◆ What is needed
Nothing but a verbatim copy of the data, minus the images, should be returned.
================
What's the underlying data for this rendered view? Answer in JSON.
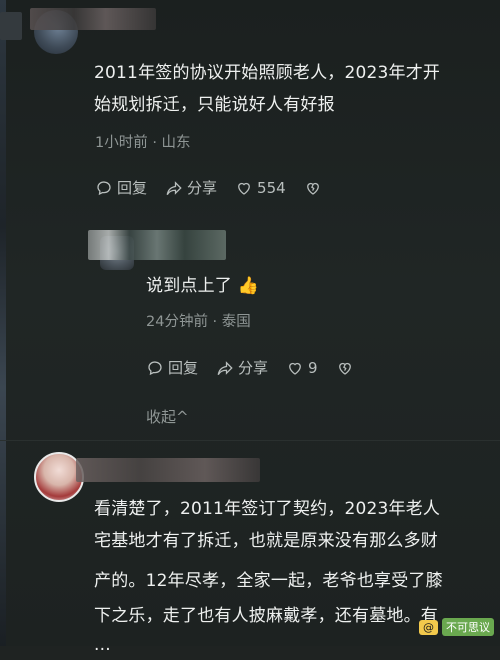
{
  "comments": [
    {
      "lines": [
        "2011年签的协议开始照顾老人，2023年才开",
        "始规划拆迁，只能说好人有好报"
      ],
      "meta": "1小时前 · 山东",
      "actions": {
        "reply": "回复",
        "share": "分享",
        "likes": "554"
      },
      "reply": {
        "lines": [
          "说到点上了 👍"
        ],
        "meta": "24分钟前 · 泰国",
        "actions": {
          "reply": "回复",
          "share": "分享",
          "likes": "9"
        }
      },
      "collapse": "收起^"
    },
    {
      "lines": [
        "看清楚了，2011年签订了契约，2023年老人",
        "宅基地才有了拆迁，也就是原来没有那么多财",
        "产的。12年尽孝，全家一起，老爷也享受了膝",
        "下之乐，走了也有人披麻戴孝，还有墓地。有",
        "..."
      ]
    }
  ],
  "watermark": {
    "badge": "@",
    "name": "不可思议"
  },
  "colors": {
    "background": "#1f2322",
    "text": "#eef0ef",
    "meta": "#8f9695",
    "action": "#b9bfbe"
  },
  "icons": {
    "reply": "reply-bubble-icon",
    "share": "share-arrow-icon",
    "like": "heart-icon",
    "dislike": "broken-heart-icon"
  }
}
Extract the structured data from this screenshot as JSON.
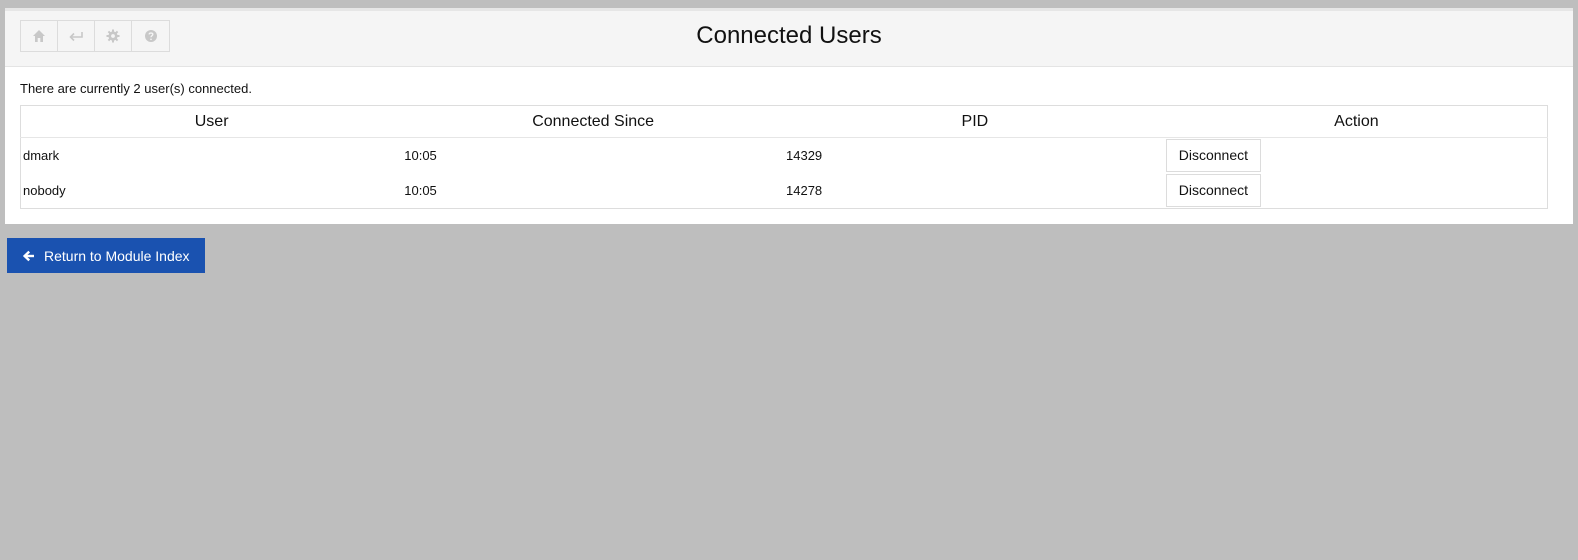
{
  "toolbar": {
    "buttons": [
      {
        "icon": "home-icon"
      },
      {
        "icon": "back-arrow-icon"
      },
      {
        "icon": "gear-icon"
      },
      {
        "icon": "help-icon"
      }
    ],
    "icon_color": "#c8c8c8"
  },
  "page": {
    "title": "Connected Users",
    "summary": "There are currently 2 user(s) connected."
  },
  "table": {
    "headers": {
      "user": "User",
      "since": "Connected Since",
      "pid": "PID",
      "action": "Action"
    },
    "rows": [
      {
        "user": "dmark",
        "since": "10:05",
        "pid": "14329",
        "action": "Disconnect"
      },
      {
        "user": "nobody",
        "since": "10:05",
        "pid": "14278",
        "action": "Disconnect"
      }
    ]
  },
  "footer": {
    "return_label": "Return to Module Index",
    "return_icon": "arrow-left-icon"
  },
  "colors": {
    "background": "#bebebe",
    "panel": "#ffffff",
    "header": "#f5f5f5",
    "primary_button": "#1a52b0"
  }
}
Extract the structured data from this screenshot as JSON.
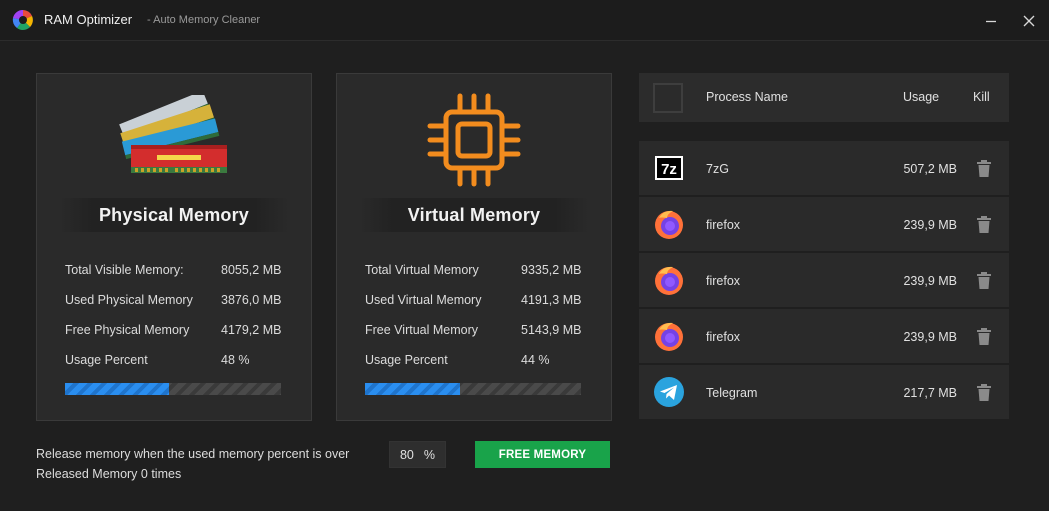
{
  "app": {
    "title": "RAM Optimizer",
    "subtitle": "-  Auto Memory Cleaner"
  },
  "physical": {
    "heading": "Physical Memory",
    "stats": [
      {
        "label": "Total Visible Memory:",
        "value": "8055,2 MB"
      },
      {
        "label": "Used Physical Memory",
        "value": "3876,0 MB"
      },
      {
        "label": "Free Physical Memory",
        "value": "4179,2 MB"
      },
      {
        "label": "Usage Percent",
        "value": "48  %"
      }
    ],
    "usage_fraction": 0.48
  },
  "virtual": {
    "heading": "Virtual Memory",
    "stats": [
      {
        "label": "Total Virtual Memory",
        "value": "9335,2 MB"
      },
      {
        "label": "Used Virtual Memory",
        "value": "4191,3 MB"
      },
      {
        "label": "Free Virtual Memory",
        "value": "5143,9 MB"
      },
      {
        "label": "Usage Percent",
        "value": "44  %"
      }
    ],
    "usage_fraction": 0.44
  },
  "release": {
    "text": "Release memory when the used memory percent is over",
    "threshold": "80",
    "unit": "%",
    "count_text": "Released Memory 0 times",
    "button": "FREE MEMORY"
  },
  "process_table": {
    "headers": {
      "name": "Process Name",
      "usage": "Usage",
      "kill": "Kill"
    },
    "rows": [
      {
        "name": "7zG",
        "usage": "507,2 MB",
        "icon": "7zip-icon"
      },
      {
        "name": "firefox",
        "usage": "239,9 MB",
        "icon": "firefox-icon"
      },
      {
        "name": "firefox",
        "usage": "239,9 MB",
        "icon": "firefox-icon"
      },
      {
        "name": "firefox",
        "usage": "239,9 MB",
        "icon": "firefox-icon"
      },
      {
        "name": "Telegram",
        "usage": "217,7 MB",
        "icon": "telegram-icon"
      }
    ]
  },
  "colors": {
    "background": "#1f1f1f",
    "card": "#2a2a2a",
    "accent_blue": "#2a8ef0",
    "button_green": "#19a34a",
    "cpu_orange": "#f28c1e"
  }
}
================
◆ Task response
What's the underlying data for this rendered view? Answer in JSON.
{
  "comments": [
    {
      "lines": [
        "2011年签的协议开始照顾老人，2023年才开",
        "始规划拆迁，只能说好人有好报"
      ],
      "meta": "1小时前 · 山东",
      "actions": {
        "reply": "回复",
        "share": "分享",
        "likes": "554"
      },
      "reply": {
        "lines": [
          "说到点上了 👍"
        ],
        "meta": "24分钟前 · 泰国",
        "actions": {
          "reply": "回复",
          "share": "分享",
          "likes": "9"
        }
      },
      "collapse": "收起^"
    },
    {
      "lines": [
        "看清楚了，2011年签订了契约，2023年老人",
        "宅基地才有了拆迁，也就是原来没有那么多财",
        "产的。12年尽孝，全家一起，老爷也享受了膝",
        "下之乐，走了也有人披麻戴孝，还有墓地。有",
        "..."
      ]
    }
  ],
  "watermark": {
    "badge": "@",
    "name": "不可思议"
  },
  "colors": {
    "background": "#1f2322",
    "text": "#eef0ef",
    "meta": "#8f9695",
    "action": "#b9bfbe"
  },
  "icons": {
    "reply": "reply-bubble-icon",
    "share": "share-arrow-icon",
    "like": "heart-icon",
    "dislike": "broken-heart-icon"
  }
}
Extract the structured data from this screenshot as JSON.
{
  "toolbar": {
    "buttons": [
      {
        "icon": "home-icon"
      },
      {
        "icon": "back-arrow-icon"
      },
      {
        "icon": "gear-icon"
      },
      {
        "icon": "help-icon"
      }
    ],
    "icon_color": "#c8c8c8"
  },
  "page": {
    "title": "Connected Users",
    "summary": "There are currently 2 user(s) connected."
  },
  "table": {
    "headers": {
      "user": "User",
      "since": "Connected Since",
      "pid": "PID",
      "action": "Action"
    },
    "rows": [
      {
        "user": "dmark",
        "since": "10:05",
        "pid": "14329",
        "action": "Disconnect"
      },
      {
        "user": "nobody",
        "since": "10:05",
        "pid": "14278",
        "action": "Disconnect"
      }
    ]
  },
  "footer": {
    "return_label": "Return to Module Index",
    "return_icon": "arrow-left-icon"
  },
  "colors": {
    "background": "#bebebe",
    "panel": "#ffffff",
    "header": "#f5f5f5",
    "primary_button": "#1a52b0"
  }
}
Extract the structured data from this screenshot as JSON.
{
  "app": {
    "title": "RAM Optimizer",
    "subtitle": "-  Auto Memory Cleaner"
  },
  "physical": {
    "heading": "Physical Memory",
    "stats": [
      {
        "label": "Total Visible Memory:",
        "value": "8055,2 MB"
      },
      {
        "label": "Used Physical Memory",
        "value": "3876,0 MB"
      },
      {
        "label": "Free Physical Memory",
        "value": "4179,2 MB"
      },
      {
        "label": "Usage Percent",
        "value": "48  %"
      }
    ],
    "usage_fraction": 0.48
  },
  "virtual": {
    "heading": "Virtual Memory",
    "stats": [
      {
        "label": "Total Virtual Memory",
        "value": "9335,2 MB"
      },
      {
        "label": "Used Virtual Memory",
        "value": "4191,3 MB"
      },
      {
        "label": "Free Virtual Memory",
        "value": "5143,9 MB"
      },
      {
        "label": "Usage Percent",
        "value": "44  %"
      }
    ],
    "usage_fraction": 0.44
  },
  "release": {
    "text": "Release memory when the used memory percent is over",
    "threshold": "80",
    "unit": "%",
    "count_text": "Released Memory 0 times",
    "button": "FREE MEMORY"
  },
  "process_table": {
    "headers": {
      "name": "Process Name",
      "usage": "Usage",
      "kill": "Kill"
    },
    "rows": [
      {
        "name": "7zG",
        "usage": "507,2 MB",
        "icon": "7zip-icon"
      },
      {
        "name": "firefox",
        "usage": "239,9 MB",
        "icon": "firefox-icon"
      },
      {
        "name": "firefox",
        "usage": "239,9 MB",
        "icon": "firefox-icon"
      },
      {
        "name": "firefox",
        "usage": "239,9 MB",
        "icon": "firefox-icon"
      },
      {
        "name": "Telegram",
        "usage": "217,7 MB",
        "icon": "telegram-icon"
      }
    ]
  },
  "colors": {
    "background": "#1f1f1f",
    "card": "#2a2a2a",
    "accent_blue": "#2a8ef0",
    "button_green": "#19a34a",
    "cpu_orange": "#f28c1e"
  }
}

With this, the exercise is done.